I'll admit the cheese-factor of the title caught my eye, but it was this, from the summary, that made me put the book on my wishlist:

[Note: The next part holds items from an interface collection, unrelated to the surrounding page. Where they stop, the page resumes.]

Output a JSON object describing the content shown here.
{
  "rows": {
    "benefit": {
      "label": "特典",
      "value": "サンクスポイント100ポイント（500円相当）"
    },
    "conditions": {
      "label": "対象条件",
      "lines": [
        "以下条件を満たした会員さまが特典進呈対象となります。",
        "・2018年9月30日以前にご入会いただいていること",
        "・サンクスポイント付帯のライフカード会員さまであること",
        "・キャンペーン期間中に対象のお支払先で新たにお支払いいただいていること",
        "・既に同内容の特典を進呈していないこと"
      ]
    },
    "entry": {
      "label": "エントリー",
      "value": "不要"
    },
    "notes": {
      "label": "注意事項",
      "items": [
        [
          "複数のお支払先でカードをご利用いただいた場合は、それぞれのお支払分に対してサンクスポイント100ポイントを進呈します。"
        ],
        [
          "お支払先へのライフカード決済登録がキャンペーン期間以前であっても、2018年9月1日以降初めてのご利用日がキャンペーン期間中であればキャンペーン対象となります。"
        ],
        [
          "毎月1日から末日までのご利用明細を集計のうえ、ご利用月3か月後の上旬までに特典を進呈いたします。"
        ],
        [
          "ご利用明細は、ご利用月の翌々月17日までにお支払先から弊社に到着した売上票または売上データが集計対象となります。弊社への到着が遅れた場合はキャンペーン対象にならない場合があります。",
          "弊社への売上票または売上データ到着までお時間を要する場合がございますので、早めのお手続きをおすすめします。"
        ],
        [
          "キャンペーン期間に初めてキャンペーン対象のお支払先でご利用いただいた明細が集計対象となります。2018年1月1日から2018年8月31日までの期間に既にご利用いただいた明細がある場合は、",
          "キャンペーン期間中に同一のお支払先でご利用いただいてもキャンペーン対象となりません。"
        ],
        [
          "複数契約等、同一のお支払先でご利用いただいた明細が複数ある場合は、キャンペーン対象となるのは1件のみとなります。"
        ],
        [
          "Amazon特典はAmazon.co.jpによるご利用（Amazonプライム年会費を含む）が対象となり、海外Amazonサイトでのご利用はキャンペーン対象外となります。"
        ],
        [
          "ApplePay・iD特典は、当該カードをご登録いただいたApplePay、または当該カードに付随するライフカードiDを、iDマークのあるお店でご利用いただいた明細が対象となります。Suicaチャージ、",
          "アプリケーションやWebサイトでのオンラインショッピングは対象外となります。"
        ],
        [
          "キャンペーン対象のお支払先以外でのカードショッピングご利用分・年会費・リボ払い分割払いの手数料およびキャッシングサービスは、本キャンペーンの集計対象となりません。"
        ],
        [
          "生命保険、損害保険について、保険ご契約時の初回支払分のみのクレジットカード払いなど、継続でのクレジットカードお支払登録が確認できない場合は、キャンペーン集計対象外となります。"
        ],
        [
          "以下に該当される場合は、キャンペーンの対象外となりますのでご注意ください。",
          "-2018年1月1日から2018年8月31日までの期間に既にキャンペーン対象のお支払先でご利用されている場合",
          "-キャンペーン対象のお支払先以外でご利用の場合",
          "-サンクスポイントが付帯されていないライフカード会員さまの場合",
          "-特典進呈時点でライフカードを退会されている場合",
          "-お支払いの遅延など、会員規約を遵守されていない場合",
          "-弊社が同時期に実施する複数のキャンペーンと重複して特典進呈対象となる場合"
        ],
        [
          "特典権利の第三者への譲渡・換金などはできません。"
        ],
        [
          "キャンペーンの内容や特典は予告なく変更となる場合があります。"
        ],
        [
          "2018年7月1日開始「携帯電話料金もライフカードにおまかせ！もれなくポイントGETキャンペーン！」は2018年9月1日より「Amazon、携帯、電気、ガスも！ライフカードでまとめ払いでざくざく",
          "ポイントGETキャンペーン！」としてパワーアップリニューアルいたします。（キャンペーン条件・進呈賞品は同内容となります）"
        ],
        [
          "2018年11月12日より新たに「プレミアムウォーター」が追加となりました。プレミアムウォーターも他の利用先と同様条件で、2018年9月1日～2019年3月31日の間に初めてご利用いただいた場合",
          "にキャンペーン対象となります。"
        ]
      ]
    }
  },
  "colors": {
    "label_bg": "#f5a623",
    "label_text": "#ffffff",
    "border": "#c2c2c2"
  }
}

In addition to escaping handcuffs, picking locks, and spotting when someone is telling a lie, he can improvise a self-defense weapon, pack a perfect emergency kit, and disappear off the grid if necessary. 

 

Ooh, practical skills knowledge!  You know me, I'm always interested in learning new skills, even if I might never use them.

 

As a practical handbook the book is chock-full of useful knowledge, both of the common sense and not-so-common sense variety and I'd recommend it to anyone.  Some of it does come across sounding a tiny bit paranoid or back-woods survivalist, but that's really only because most of us live by the odds (as in, what are the odds of that happening?!).  But as anyone who has been in a disaster would say, it only needs to happen once.  Most of the best information in this book is about being aware of options and strategies.

 

Oh, and learning how to pick locks; and escape duct tape and zip ties.  You can never have too many skills, y'all.

 

A couple of things dimmed the appeal.  There's an ever so slight prevalence of self-promotion.  It's never blatant, but the few sources he supplies are, I think, his own websites (and to be fair, not to sell anything - videos and freebies).  He does tell you what brands of deadbolts are better than others (Kwikset = bad) as well as a few other recommendations of what to look for in security.  But there's a bit too much "I" for my personal tastes.

 

I don't know who is running the editing circus at Penguin, but Hanson should be pissed.  There are more than a few silly, embarrassing errors throughout the text that a primary school kid could catch.

 

As a last note, if the sub-title doesn't give it away, this book is primarily aimed at Americans, although some of the stats are international and all of the skills and strategies are applicable to everyone.  But Hanson loves his guns (he doesn't advocate owning them though).  Look past that though and you'll find a lot of everyday, practical advice for keeping yourself and your loved ones safer.